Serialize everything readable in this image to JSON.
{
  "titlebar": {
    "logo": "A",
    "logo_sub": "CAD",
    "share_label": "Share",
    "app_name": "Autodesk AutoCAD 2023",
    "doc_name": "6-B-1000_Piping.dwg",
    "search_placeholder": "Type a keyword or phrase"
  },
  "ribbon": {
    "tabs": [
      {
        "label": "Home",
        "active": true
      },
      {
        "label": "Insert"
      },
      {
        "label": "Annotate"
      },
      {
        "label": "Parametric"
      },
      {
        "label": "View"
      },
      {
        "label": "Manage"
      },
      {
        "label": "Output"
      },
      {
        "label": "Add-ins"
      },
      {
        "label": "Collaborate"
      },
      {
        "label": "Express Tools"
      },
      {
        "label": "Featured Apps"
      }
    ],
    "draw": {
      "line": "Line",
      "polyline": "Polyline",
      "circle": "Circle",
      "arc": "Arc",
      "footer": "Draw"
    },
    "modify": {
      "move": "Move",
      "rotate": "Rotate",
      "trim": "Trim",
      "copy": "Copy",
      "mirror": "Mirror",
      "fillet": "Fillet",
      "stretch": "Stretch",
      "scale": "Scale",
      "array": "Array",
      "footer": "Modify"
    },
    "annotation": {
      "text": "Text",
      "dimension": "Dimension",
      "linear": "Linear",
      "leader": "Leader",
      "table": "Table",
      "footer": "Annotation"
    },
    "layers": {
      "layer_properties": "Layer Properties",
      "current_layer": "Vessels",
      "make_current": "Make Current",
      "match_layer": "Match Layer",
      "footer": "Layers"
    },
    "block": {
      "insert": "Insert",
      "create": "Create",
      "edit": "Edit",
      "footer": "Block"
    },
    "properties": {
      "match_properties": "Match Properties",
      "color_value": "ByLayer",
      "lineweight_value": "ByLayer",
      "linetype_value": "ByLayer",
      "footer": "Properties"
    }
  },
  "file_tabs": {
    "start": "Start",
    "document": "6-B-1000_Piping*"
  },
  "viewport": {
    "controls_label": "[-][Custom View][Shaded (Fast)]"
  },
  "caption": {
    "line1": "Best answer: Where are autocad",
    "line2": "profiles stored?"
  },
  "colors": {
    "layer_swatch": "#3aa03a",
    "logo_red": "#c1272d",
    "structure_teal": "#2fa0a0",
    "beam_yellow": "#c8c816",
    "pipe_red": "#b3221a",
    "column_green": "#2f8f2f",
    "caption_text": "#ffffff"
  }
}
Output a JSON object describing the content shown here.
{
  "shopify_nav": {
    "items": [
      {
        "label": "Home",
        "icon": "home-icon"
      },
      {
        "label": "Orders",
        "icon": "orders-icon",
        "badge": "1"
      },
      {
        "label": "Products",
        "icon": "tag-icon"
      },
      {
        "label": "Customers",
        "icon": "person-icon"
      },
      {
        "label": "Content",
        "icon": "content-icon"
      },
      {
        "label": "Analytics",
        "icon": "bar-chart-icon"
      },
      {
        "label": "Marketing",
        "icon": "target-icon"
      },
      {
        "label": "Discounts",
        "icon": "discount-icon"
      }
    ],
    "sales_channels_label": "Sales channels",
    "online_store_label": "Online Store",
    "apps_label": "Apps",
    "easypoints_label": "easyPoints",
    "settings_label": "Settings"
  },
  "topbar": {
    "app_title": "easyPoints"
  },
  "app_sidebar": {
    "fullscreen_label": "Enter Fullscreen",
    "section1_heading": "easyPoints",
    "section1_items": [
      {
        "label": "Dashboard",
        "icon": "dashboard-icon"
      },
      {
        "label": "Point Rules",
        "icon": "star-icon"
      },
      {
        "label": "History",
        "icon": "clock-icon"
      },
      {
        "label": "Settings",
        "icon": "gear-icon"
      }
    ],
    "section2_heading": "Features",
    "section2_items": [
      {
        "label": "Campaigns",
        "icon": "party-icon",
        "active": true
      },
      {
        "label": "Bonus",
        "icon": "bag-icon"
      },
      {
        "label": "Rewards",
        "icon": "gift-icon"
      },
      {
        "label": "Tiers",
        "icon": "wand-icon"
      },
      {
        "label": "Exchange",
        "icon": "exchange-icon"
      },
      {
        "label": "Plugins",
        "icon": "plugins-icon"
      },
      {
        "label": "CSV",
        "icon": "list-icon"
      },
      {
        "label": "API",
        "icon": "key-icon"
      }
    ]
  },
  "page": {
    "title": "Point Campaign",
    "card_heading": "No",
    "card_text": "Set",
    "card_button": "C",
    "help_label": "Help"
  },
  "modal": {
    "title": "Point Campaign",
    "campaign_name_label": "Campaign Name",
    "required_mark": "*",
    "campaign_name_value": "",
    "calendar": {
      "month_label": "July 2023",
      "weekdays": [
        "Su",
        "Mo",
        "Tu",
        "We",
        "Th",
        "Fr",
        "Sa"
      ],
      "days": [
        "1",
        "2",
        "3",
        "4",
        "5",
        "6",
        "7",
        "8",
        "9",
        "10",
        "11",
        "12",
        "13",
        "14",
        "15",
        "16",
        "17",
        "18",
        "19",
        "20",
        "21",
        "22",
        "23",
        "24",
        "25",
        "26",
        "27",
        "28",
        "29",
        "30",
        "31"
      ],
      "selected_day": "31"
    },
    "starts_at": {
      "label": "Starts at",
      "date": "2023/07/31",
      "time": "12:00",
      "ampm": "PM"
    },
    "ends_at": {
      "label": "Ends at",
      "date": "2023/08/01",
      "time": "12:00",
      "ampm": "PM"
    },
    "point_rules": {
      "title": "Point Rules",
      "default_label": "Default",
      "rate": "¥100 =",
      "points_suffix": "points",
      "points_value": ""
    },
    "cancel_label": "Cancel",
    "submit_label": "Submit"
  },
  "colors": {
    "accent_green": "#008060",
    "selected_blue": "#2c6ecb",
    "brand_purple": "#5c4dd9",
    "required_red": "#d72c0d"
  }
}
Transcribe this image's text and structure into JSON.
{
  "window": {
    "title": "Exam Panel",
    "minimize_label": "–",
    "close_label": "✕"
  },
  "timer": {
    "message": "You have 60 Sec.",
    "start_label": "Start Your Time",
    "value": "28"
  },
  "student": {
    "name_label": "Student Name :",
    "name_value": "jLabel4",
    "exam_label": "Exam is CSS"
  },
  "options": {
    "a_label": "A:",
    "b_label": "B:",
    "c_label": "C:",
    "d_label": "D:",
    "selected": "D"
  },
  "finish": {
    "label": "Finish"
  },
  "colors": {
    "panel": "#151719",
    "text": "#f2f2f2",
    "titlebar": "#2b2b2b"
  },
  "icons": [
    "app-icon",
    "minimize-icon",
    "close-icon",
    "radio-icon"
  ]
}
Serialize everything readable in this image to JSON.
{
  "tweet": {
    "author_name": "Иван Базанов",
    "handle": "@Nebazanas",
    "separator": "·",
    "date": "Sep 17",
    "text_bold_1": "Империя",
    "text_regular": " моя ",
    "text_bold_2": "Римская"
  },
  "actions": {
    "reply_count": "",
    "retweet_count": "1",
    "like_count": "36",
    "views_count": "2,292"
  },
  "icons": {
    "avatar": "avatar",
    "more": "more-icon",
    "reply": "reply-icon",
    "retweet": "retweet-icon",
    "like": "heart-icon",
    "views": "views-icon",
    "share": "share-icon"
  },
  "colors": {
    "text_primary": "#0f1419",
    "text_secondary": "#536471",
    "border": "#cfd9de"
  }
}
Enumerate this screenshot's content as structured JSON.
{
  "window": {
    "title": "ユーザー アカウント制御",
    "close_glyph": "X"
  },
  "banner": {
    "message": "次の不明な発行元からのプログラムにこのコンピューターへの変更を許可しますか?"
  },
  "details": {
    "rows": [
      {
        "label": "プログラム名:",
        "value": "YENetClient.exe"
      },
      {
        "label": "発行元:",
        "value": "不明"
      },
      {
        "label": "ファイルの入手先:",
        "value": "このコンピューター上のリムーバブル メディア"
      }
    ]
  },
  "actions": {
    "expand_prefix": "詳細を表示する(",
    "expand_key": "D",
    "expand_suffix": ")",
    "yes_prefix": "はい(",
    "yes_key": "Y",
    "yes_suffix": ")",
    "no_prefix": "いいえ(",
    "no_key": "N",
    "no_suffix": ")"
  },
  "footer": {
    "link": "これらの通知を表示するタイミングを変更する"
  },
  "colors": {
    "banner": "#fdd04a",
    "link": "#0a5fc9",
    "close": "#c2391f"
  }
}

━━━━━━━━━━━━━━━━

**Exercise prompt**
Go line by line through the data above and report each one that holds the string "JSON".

**Task output**
Serialize everything readable in this image to JSON.
Output a JSON object describing the content shown here.
Transcribe this image's text and structure into JSON.
Serialize everything readable in this image to JSON.
Enumerate this screenshot's content as structured JSON.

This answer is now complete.